KEEPING A coach content, even a native of the Northwest like Few, and a program moving forward takes money, and Spitzer, Roth and the school's board of trustees have been zealous about cultivating resources. In the last decade the athletic-development staff has expanded from one person to eight. "The more shovels you have, the more gold you find," says Steve Hertz, a development officer who was the baseball coach for 24 years.
By sticking around, Few enjoys a benefit he imagines his colleagues who bounce from job to job probably miss. "Corey Violette [class of '04] was in my office on Tuesday," says Few. "Blake Stepp ['04] comes by, Ronny Turiaf ['05] has been at about half our games the last few weeks. Seeing players come back and staying in touch with them is the coolest part of my job."
A number of former players live in Spokane. "That's one thing that makes this program so great; everyone comes back," says senior guard Micah Downs, who transferred to Gonzaga after one semester at Kansas and is still the only McDonald's All-American to play for the program. "Sometimes guys like Matt Santangelo, Casey Calvary and Corey Violette will scrimmage with us. They really help us out because they are big and strong and they play really hard."
When they aren't schooling the youngsters, the alums are going at each other. Several former Zags gather most Sundays to play pickup ball at the Warehouse, a basketball court complex owned by one of their tribe, John Stockton ('84). "Mostly we foul each other a lot," says Santangelo, now a financial adviser in town.

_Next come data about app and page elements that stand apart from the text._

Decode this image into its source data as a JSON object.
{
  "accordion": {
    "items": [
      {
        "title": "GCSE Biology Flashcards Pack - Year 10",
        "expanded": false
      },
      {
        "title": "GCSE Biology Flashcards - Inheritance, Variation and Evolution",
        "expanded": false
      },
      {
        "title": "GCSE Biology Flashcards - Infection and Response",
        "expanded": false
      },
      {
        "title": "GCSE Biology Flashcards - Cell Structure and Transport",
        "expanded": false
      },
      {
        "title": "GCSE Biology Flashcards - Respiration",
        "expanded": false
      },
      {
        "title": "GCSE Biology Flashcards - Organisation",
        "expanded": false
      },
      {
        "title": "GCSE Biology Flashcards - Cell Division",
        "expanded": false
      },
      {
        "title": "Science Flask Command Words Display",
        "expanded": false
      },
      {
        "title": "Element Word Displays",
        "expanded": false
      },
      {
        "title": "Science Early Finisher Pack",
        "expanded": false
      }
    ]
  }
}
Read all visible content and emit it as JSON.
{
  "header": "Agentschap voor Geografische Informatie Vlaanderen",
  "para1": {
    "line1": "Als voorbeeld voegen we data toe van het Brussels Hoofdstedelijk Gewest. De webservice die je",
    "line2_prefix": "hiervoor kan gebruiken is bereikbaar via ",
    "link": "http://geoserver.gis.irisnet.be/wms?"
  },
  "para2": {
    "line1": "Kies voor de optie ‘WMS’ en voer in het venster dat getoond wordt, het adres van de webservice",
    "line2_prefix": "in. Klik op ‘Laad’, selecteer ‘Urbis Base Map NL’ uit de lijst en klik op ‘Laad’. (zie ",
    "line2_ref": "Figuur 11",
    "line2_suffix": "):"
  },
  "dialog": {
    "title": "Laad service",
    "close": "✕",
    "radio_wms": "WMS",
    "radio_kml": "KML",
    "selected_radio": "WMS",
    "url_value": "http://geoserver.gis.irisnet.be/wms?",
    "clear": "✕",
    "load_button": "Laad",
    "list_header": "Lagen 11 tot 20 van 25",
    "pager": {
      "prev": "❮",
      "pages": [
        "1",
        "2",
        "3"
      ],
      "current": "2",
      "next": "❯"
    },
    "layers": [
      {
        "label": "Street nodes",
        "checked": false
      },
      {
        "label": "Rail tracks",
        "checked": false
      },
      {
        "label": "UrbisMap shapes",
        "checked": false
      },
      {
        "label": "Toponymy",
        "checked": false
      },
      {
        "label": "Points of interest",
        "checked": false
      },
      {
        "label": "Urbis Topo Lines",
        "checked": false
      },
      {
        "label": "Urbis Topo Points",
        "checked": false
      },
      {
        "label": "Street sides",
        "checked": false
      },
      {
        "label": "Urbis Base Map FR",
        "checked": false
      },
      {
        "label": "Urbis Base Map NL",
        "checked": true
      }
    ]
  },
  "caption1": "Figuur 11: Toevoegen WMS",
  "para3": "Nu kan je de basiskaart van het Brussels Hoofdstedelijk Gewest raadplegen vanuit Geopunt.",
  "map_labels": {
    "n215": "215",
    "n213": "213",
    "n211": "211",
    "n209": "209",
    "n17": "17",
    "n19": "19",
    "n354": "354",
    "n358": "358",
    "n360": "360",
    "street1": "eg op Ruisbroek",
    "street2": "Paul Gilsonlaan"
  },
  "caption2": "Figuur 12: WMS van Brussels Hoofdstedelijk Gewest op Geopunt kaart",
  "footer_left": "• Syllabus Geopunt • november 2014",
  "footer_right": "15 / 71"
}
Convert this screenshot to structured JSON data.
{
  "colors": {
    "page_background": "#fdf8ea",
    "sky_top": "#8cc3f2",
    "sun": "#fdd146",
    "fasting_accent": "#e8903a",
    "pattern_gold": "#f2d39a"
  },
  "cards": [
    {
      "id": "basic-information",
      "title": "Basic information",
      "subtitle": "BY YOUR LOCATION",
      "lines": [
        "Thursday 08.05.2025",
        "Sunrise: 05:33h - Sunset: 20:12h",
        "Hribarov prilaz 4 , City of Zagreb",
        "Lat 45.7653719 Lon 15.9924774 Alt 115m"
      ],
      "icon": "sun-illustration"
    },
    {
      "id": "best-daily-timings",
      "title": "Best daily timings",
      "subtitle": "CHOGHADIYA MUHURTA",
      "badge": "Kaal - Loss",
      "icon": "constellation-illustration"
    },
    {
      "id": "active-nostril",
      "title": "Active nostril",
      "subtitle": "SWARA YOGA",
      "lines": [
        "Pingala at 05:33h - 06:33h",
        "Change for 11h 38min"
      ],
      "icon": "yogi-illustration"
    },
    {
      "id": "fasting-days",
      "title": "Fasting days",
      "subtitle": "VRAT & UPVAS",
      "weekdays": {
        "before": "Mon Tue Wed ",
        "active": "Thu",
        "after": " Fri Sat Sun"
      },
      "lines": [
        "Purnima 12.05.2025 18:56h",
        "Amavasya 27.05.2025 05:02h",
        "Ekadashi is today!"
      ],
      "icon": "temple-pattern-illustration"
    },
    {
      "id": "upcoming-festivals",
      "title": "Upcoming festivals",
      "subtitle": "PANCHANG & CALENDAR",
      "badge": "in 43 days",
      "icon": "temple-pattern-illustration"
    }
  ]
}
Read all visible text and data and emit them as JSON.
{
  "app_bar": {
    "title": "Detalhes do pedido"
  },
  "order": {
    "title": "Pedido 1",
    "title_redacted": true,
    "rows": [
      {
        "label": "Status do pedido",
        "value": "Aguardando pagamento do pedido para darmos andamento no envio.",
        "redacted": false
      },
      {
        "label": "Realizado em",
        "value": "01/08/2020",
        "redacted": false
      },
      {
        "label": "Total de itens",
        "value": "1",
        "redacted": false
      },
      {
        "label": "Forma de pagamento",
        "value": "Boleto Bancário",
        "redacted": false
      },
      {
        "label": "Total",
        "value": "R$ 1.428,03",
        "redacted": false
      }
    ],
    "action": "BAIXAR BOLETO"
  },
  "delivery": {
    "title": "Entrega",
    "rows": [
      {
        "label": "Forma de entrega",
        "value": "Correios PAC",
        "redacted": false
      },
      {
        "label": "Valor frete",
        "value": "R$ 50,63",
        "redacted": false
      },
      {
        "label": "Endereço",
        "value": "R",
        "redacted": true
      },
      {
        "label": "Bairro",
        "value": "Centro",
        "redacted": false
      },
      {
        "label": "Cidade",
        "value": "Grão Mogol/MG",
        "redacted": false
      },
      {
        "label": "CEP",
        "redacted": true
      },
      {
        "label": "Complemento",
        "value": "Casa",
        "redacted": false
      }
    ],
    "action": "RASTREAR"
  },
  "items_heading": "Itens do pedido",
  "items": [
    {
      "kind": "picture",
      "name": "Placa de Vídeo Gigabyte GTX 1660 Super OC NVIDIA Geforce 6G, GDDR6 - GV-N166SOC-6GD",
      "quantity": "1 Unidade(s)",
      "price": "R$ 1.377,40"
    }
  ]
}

Though some might dispute Santangelo's claim that those scrimmages are "the best games in town," the battles are in some ways as important a measure of the program's success as a Final Four appearance or a national title would be. "You're winning conference championships and tournament games, your guys are graduating and having successful lives," says Few. "And they're coming back. It sounds corny, so mom-and-pop, but it doesn't get any better than that."